Element data from apps and pages:
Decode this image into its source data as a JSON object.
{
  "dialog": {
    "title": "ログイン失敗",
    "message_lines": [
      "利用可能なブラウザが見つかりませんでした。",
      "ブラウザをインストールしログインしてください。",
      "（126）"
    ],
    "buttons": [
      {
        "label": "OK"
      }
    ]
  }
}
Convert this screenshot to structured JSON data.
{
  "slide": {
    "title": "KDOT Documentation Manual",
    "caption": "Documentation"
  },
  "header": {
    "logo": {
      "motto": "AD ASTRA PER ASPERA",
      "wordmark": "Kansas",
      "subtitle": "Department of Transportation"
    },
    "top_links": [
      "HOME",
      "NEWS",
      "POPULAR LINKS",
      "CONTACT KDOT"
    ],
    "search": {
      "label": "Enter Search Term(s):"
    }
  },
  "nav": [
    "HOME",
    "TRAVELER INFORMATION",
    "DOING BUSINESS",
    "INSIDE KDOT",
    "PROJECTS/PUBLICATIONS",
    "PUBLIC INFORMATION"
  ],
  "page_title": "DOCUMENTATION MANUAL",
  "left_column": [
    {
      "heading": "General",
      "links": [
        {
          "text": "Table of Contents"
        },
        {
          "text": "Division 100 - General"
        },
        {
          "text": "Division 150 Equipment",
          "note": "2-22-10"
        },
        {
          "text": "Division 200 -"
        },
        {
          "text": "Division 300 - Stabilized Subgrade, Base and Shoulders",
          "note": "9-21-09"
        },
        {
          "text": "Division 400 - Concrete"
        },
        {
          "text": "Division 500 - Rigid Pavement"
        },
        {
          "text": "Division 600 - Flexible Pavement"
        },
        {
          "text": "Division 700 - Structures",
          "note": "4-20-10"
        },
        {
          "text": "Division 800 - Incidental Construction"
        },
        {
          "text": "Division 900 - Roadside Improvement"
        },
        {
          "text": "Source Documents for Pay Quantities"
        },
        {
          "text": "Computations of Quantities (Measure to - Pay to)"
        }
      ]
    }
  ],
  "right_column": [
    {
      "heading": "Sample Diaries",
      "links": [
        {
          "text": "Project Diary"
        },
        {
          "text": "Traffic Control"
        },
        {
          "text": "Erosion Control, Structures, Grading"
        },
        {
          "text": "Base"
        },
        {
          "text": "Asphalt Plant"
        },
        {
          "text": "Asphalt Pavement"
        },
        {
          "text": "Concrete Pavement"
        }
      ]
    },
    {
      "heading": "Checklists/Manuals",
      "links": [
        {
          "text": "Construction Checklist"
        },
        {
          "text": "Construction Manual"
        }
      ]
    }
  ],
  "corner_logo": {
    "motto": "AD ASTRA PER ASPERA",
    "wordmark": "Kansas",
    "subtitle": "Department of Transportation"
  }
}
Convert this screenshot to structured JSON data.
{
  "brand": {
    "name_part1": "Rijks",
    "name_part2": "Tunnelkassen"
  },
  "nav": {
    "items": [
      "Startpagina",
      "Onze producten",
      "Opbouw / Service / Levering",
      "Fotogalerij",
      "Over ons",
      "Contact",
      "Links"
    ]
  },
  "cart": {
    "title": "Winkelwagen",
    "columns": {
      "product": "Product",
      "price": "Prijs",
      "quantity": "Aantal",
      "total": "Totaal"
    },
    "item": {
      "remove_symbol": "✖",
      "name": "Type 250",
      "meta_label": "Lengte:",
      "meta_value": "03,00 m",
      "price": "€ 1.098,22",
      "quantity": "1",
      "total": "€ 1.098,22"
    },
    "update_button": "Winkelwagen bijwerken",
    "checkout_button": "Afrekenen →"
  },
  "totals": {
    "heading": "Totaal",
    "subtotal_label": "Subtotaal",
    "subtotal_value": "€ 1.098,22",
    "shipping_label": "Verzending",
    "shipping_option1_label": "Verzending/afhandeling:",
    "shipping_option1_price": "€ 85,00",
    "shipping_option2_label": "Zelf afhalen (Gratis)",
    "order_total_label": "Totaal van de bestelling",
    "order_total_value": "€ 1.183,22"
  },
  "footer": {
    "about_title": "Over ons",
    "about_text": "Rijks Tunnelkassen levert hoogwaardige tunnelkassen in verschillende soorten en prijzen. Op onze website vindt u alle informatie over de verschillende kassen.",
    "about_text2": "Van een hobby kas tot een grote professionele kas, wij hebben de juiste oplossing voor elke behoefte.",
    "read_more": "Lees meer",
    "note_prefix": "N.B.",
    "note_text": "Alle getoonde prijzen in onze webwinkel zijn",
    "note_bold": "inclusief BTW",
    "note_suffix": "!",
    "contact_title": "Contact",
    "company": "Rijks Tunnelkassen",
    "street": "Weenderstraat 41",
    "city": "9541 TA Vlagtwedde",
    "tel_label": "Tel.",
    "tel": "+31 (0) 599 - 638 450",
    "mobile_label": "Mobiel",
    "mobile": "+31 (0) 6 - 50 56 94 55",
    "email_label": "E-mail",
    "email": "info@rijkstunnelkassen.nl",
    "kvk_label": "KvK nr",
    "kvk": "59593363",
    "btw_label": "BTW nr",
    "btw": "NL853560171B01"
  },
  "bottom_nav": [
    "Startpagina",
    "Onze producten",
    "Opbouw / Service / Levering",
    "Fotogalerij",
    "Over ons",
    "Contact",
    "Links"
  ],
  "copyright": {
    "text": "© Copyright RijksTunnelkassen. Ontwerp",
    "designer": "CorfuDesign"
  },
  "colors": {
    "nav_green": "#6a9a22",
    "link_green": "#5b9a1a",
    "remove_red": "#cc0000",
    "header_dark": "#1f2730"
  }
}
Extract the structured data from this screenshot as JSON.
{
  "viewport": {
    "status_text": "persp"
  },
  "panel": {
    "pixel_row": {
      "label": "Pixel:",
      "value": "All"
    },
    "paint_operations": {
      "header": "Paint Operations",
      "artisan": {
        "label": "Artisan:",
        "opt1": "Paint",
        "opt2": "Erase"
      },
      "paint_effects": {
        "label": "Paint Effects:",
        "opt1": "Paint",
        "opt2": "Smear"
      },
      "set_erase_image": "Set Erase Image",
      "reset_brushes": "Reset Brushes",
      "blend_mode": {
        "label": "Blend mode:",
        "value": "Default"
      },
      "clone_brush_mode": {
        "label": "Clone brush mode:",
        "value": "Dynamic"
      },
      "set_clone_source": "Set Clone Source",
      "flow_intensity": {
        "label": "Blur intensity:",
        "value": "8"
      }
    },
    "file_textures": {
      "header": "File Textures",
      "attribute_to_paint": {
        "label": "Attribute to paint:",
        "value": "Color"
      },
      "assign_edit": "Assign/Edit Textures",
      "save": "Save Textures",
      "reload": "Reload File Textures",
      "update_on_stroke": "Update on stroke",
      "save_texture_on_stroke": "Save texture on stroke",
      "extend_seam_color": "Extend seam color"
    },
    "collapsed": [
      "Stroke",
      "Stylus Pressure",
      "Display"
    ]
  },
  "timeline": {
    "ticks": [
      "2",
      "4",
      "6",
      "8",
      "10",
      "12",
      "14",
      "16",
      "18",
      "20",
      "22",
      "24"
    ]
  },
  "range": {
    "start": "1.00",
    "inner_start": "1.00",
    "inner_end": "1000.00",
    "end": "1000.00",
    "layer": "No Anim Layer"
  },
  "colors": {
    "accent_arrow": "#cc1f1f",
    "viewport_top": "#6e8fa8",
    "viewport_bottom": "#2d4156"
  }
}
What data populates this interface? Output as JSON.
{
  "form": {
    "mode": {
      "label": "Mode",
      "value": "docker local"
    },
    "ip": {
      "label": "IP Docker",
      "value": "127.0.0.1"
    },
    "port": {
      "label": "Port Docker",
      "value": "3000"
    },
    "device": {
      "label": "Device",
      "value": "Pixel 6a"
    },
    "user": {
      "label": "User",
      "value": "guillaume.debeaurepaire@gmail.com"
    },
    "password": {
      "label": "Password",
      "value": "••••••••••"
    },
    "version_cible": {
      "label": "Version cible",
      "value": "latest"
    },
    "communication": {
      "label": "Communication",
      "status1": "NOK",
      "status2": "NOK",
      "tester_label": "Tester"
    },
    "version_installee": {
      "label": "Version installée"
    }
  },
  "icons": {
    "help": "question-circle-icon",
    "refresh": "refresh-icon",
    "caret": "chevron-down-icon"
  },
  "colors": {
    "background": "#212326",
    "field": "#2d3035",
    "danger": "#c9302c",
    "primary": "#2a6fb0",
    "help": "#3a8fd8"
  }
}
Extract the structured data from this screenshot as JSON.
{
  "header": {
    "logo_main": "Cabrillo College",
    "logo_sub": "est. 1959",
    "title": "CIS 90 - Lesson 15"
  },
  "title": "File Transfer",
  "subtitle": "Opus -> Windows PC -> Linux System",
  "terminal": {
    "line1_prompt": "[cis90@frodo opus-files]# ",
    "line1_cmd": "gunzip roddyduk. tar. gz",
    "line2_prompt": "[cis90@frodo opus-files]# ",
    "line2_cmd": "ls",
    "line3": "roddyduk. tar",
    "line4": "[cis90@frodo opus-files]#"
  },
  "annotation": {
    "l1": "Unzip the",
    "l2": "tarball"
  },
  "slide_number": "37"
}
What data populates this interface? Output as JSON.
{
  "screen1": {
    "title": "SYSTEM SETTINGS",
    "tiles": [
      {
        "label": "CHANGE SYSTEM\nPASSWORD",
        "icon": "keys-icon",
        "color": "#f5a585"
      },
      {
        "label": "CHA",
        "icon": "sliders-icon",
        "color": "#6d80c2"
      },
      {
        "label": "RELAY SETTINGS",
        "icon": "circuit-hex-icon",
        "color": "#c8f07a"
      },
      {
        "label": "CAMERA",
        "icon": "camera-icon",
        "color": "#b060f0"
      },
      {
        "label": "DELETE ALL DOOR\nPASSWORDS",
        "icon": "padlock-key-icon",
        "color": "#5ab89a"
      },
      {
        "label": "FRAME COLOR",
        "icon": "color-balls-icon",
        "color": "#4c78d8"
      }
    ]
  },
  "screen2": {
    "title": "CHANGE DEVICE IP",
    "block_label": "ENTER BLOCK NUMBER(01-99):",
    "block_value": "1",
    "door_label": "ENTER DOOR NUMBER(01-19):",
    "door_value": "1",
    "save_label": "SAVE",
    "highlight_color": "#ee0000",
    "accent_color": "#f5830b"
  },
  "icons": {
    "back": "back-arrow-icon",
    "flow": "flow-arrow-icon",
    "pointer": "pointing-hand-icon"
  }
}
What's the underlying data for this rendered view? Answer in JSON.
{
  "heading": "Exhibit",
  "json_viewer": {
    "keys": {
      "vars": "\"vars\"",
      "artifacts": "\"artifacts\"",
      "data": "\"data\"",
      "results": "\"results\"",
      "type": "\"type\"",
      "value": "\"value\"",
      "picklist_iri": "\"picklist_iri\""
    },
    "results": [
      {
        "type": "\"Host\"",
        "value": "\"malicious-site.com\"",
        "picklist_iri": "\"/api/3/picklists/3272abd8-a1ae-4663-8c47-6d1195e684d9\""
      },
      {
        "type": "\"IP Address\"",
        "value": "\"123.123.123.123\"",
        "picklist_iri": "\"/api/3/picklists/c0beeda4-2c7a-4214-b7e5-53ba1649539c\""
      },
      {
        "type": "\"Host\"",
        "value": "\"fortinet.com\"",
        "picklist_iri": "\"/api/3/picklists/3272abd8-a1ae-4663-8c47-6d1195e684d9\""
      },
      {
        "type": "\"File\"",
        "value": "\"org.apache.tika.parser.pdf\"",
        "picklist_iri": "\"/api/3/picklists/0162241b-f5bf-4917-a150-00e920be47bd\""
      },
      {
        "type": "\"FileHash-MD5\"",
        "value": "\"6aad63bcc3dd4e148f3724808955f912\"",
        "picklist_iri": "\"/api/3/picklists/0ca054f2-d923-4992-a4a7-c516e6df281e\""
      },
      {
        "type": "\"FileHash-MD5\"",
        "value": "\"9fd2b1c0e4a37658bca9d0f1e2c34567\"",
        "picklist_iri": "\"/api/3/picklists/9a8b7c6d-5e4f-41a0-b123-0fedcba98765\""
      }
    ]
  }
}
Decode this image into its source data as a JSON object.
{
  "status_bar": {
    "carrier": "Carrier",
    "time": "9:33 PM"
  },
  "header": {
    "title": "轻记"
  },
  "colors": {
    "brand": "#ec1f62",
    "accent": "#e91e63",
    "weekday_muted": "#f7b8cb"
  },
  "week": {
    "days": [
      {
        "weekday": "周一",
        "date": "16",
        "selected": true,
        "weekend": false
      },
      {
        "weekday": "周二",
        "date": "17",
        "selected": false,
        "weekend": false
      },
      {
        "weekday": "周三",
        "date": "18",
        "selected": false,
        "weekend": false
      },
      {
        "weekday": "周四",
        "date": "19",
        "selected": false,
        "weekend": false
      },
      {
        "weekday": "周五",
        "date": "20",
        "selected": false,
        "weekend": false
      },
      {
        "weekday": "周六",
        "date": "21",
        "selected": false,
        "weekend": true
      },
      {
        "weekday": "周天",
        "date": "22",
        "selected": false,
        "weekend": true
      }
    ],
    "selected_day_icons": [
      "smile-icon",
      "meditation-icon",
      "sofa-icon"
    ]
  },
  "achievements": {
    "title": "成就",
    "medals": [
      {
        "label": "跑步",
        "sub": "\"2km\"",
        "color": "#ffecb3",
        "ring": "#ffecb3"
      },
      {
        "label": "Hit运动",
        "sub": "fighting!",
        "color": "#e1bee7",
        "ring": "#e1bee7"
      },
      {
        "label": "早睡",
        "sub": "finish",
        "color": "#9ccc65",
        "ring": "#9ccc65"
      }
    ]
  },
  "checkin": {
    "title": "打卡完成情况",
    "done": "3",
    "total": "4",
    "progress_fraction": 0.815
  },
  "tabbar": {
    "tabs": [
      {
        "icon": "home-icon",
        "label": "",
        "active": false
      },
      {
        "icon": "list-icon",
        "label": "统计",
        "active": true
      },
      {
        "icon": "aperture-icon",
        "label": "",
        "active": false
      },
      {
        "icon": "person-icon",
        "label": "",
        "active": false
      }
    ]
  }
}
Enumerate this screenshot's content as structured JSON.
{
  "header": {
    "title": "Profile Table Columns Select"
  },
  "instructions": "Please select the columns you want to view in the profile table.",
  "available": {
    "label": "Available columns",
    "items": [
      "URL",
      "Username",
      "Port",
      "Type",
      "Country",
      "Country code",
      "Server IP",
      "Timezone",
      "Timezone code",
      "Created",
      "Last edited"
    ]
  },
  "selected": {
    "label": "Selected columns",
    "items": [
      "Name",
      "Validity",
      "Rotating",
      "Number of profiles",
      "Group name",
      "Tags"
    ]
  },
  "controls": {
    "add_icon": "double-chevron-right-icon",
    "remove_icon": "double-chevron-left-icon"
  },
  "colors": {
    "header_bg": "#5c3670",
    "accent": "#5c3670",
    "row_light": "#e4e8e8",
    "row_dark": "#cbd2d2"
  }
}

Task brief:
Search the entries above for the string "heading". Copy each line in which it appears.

Response to the task:
      "heading": "General",
      "heading": "Sample Diaries",
      "heading": "Checklists/Manuals",
    "heading": "Totaal",
  "heading": "Exhibit",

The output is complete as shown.